(Component data from apps and pages)

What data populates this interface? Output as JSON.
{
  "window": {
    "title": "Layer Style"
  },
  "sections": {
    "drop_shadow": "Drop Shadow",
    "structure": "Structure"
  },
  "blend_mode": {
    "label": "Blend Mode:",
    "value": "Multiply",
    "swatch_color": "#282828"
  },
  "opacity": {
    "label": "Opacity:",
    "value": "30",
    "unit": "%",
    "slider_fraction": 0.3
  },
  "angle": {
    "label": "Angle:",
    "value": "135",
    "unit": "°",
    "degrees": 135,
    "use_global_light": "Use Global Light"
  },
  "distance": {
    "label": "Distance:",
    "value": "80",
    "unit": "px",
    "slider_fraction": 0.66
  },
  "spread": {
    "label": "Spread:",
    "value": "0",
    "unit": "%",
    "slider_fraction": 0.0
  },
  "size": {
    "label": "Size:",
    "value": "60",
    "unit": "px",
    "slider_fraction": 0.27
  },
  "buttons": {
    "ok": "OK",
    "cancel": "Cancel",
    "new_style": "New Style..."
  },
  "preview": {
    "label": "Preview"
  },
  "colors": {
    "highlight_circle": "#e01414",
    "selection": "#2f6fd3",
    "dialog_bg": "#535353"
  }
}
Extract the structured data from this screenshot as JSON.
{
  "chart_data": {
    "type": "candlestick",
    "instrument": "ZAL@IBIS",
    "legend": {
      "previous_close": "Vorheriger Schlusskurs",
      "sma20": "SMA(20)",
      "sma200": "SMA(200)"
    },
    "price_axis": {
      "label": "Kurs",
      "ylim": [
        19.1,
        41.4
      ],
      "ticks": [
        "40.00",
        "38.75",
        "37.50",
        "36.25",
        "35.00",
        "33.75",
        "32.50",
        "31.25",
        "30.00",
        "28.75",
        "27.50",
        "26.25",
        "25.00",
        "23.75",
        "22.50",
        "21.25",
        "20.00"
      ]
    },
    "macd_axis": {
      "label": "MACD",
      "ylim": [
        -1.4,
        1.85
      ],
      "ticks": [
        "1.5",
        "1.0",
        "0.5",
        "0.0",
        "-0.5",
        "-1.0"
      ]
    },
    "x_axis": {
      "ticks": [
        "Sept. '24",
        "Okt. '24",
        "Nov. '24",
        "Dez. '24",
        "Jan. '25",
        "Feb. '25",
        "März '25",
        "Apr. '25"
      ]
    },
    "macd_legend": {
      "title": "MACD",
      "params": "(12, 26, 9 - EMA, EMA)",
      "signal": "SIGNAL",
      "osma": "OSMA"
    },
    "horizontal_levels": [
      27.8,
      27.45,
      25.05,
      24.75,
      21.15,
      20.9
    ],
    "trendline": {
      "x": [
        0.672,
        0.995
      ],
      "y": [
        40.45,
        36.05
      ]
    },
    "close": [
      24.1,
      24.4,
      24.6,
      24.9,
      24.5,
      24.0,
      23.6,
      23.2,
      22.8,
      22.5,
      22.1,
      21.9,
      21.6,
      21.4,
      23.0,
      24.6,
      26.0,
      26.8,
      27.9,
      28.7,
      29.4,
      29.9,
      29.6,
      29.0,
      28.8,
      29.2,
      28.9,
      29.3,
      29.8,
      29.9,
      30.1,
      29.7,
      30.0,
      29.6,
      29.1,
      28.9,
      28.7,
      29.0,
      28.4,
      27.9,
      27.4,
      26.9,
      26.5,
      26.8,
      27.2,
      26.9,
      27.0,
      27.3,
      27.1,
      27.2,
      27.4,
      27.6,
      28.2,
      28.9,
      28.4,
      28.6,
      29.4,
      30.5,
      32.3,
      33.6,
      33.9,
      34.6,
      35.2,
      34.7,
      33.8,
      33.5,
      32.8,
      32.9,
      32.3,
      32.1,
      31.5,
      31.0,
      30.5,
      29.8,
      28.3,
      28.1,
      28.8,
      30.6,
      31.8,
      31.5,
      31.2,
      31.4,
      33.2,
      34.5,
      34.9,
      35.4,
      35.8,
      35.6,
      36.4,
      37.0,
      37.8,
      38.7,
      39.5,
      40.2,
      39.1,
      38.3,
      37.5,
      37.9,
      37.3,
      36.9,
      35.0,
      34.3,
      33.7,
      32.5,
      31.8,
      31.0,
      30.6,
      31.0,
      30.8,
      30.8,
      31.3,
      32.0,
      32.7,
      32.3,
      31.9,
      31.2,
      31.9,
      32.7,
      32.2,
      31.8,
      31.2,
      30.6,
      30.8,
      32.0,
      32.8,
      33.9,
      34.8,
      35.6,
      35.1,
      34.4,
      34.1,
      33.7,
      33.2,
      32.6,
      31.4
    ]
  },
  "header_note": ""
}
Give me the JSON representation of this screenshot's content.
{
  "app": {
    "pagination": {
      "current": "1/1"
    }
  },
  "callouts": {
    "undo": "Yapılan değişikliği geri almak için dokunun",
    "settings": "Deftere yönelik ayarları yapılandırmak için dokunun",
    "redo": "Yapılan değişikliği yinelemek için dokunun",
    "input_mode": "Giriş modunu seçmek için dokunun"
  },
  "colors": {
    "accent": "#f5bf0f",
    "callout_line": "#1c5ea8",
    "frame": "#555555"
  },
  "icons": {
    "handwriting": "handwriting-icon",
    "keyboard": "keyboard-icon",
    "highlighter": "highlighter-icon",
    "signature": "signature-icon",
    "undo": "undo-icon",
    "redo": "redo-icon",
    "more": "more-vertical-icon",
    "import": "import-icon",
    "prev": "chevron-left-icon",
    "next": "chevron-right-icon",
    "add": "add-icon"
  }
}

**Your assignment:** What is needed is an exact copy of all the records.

**Result below:**
What data populates this interface? Output as JSON.
{
  "window": {
    "title": "Layer Style"
  },
  "sections": {
    "drop_shadow": "Drop Shadow",
    "structure": "Structure"
  },
  "blend_mode": {
    "label": "Blend Mode:",
    "value": "Multiply",
    "swatch_color": "#282828"
  },
  "opacity": {
    "label": "Opacity:",
    "value": "30",
    "unit": "%",
    "slider_fraction": 0.3
  },
  "angle": {
    "label": "Angle:",
    "value": "135",
    "unit": "°",
    "degrees": 135,
    "use_global_light": "Use Global Light"
  },
  "distance": {
    "label": "Distance:",
    "value": "80",
    "unit": "px",
    "slider_fraction": 0.66
  },
  "spread": {
    "label": "Spread:",
    "value": "0",
    "unit": "%",
    "slider_fraction": 0.0
  },
  "size": {
    "label": "Size:",
    "value": "60",
    "unit": "px",
    "slider_fraction": 0.27
  },
  "buttons": {
    "ok": "OK",
    "cancel": "Cancel",
    "new_style": "New Style..."
  },
  "preview": {
    "label": "Preview"
  },
  "colors": {
    "highlight_circle": "#e01414",
    "selection": "#2f6fd3",
    "dialog_bg": "#535353"
  }
}
Extract the structured data from this screenshot as JSON.
{
  "chart_data": {
    "type": "candlestick",
    "instrument": "ZAL@IBIS",
    "legend": {
      "previous_close": "Vorheriger Schlusskurs",
      "sma20": "SMA(20)",
      "sma200": "SMA(200)"
    },
    "price_axis": {
      "label": "Kurs",
      "ylim": [
        19.1,
        41.4
      ],
      "ticks": [
        "40.00",
        "38.75",
        "37.50",
        "36.25",
        "35.00",
        "33.75",
        "32.50",
        "31.25",
        "30.00",
        "28.75",
        "27.50",
        "26.25",
        "25.00",
        "23.75",
        "22.50",
        "21.25",
        "20.00"
      ]
    },
    "macd_axis": {
      "label": "MACD",
      "ylim": [
        -1.4,
        1.85
      ],
      "ticks": [
        "1.5",
        "1.0",
        "0.5",
        "0.0",
        "-0.5",
        "-1.0"
      ]
    },
    "x_axis": {
      "ticks": [
        "Sept. '24",
        "Okt. '24",
        "Nov. '24",
        "Dez. '24",
        "Jan. '25",
        "Feb. '25",
        "März '25",
        "Apr. '25"
      ]
    },
    "macd_legend": {
      "title": "MACD",
      "params": "(12, 26, 9 - EMA, EMA)",
      "signal": "SIGNAL",
      "osma": "OSMA"
    },
    "horizontal_levels": [
      27.8,
      27.45,
      25.05,
      24.75,
      21.15,
      20.9
    ],
    "trendline": {
      "x": [
        0.672,
        0.995
      ],
      "y": [
        40.45,
        36.05
      ]
    },
    "close": [
      24.1,
      24.4,
      24.6,
      24.9,
      24.5,
      24.0,
      23.6,
      23.2,
      22.8,
      22.5,
      22.1,
      21.9,
      21.6,
      21.4,
      23.0,
      24.6,
      26.0,
      26.8,
      27.9,
      28.7,
      29.4,
      29.9,
      29.6,
      29.0,
      28.8,
      29.2,
      28.9,
      29.3,
      29.8,
      29.9,
      30.1,
      29.7,
      30.0,
      29.6,
      29.1,
      28.9,
      28.7,
      29.0,
      28.4,
      27.9,
      27.4,
      26.9,
      26.5,
      26.8,
      27.2,
      26.9,
      27.0,
      27.3,
      27.1,
      27.2,
      27.4,
      27.6,
      28.2,
      28.9,
      28.4,
      28.6,
      29.4,
      30.5,
      32.3,
      33.6,
      33.9,
      34.6,
      35.2,
      34.7,
      33.8,
      33.5,
      32.8,
      32.9,
      32.3,
      32.1,
      31.5,
      31.0,
      30.5,
      29.8,
      28.3,
      28.1,
      28.8,
      30.6,
      31.8,
      31.5,
      31.2,
      31.4,
      33.2,
      34.5,
      34.9,
      35.4,
      35.8,
      35.6,
      36.4,
      37.0,
      37.8,
      38.7,
      39.5,
      40.2,
      39.1,
      38.3,
      37.5,
      37.9,
      37.3,
      36.9,
      35.0,
      34.3,
      33.7,
      32.5,
      31.8,
      31.0,
      30.6,
      31.0,
      30.8,
      30.8,
      31.3,
      32.0,
      32.7,
      32.3,
      31.9,
      31.2,
      31.9,
      32.7,
      32.2,
      31.8,
      31.2,
      30.6,
      30.8,
      32.0,
      32.8,
      33.9,
      34.8,
      35.6,
      35.1,
      34.4,
      34.1,
      33.7,
      33.2,
      32.6,
      31.4
    ]
  },
  "header_note": ""
}
Give me the JSON representation of this screenshot's content.
{
  "app": {
    "pagination": {
      "current": "1/1"
    }
  },
  "callouts": {
    "undo": "Yapılan değişikliği geri almak için dokunun",
    "settings": "Deftere yönelik ayarları yapılandırmak için dokunun",
    "redo": "Yapılan değişikliği yinelemek için dokunun",
    "input_mode": "Giriş modunu seçmek için dokunun"
  },
  "colors": {
    "accent": "#f5bf0f",
    "callout_line": "#1c5ea8",
    "frame": "#555555"
  },
  "icons": {
    "handwriting": "handwriting-icon",
    "keyboard": "keyboard-icon",
    "highlighter": "highlighter-icon",
    "signature": "signature-icon",
    "undo": "undo-icon",
    "redo": "redo-icon",
    "more": "more-vertical-icon",
    "import": "import-icon",
    "prev": "chevron-left-icon",
    "next": "chevron-right-icon",
    "add": "add-icon"
  }
}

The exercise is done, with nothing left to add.